◆ RECORD EXCERPTS:
----------------
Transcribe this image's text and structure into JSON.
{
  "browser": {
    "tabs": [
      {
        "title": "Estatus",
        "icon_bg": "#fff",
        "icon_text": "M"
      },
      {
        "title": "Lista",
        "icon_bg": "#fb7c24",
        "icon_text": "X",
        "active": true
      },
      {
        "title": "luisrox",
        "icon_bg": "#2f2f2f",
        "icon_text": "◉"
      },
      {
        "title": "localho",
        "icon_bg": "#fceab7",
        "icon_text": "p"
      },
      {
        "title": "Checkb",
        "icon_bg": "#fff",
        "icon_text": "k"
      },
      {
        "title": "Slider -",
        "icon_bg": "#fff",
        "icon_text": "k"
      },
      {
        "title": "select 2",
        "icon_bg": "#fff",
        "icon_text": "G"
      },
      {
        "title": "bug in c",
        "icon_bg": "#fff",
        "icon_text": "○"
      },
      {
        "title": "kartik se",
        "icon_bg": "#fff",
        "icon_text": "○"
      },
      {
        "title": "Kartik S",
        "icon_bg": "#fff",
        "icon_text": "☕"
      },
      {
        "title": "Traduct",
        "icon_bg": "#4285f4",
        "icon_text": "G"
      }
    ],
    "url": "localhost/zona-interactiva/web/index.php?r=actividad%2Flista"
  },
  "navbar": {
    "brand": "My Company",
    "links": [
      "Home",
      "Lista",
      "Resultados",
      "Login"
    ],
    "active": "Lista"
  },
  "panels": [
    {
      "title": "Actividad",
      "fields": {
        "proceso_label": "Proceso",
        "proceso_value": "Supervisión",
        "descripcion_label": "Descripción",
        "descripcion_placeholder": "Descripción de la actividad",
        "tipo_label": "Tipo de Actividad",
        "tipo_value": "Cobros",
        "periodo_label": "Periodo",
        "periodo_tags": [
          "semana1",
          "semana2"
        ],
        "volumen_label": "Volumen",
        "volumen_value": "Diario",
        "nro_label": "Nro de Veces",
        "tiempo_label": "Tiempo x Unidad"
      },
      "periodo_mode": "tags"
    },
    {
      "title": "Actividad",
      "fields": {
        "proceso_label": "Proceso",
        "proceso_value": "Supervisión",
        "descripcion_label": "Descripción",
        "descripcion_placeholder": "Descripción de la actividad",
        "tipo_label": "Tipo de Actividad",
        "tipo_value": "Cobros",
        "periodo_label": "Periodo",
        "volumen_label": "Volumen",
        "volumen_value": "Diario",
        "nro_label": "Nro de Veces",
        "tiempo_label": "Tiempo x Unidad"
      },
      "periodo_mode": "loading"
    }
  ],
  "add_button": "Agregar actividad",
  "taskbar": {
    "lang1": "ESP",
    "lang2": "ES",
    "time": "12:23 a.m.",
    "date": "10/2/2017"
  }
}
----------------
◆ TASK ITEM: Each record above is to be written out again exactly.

◆ TASK OUTPUT:
Transcribe this image's text and structure into JSON.
{
  "browser": {
    "tabs": [
      {
        "title": "Estatus",
        "icon_bg": "#fff",
        "icon_text": "M"
      },
      {
        "title": "Lista",
        "icon_bg": "#fb7c24",
        "icon_text": "X",
        "active": true
      },
      {
        "title": "luisrox",
        "icon_bg": "#2f2f2f",
        "icon_text": "◉"
      },
      {
        "title": "localho",
        "icon_bg": "#fceab7",
        "icon_text": "p"
      },
      {
        "title": "Checkb",
        "icon_bg": "#fff",
        "icon_text": "k"
      },
      {
        "title": "Slider -",
        "icon_bg": "#fff",
        "icon_text": "k"
      },
      {
        "title": "select 2",
        "icon_bg": "#fff",
        "icon_text": "G"
      },
      {
        "title": "bug in c",
        "icon_bg": "#fff",
        "icon_text": "○"
      },
      {
        "title": "kartik se",
        "icon_bg": "#fff",
        "icon_text": "○"
      },
      {
        "title": "Kartik S",
        "icon_bg": "#fff",
        "icon_text": "☕"
      },
      {
        "title": "Traduct",
        "icon_bg": "#4285f4",
        "icon_text": "G"
      }
    ],
    "url": "localhost/zona-interactiva/web/index.php?r=actividad%2Flista"
  },
  "navbar": {
    "brand": "My Company",
    "links": [
      "Home",
      "Lista",
      "Resultados",
      "Login"
    ],
    "active": "Lista"
  },
  "panels": [
    {
      "title": "Actividad",
      "fields": {
        "proceso_label": "Proceso",
        "proceso_value": "Supervisión",
        "descripcion_label": "Descripción",
        "descripcion_placeholder": "Descripción de la actividad",
        "tipo_label": "Tipo de Actividad",
        "tipo_value": "Cobros",
        "periodo_label": "Periodo",
        "periodo_tags": [
          "semana1",
          "semana2"
        ],
        "volumen_label": "Volumen",
        "volumen_value": "Diario",
        "nro_label": "Nro de Veces",
        "tiempo_label": "Tiempo x Unidad"
      },
      "periodo_mode": "tags"
    },
    {
      "title": "Actividad",
      "fields": {
        "proceso_label": "Proceso",
        "proceso_value": "Supervisión",
        "descripcion_label": "Descripción",
        "descripcion_placeholder": "Descripción de la actividad",
        "tipo_label": "Tipo de Actividad",
        "tipo_value": "Cobros",
        "periodo_label": "Periodo",
        "volumen_label": "Volumen",
        "volumen_value": "Diario",
        "nro_label": "Nro de Veces",
        "tiempo_label": "Tiempo x Unidad"
      },
      "periodo_mode": "loading"
    }
  ],
  "add_button": "Agregar actividad",
  "taskbar": {
    "lang1": "ESP",
    "lang2": "ES",
    "time": "12:23 a.m.",
    "date": "10/2/2017"
  }
}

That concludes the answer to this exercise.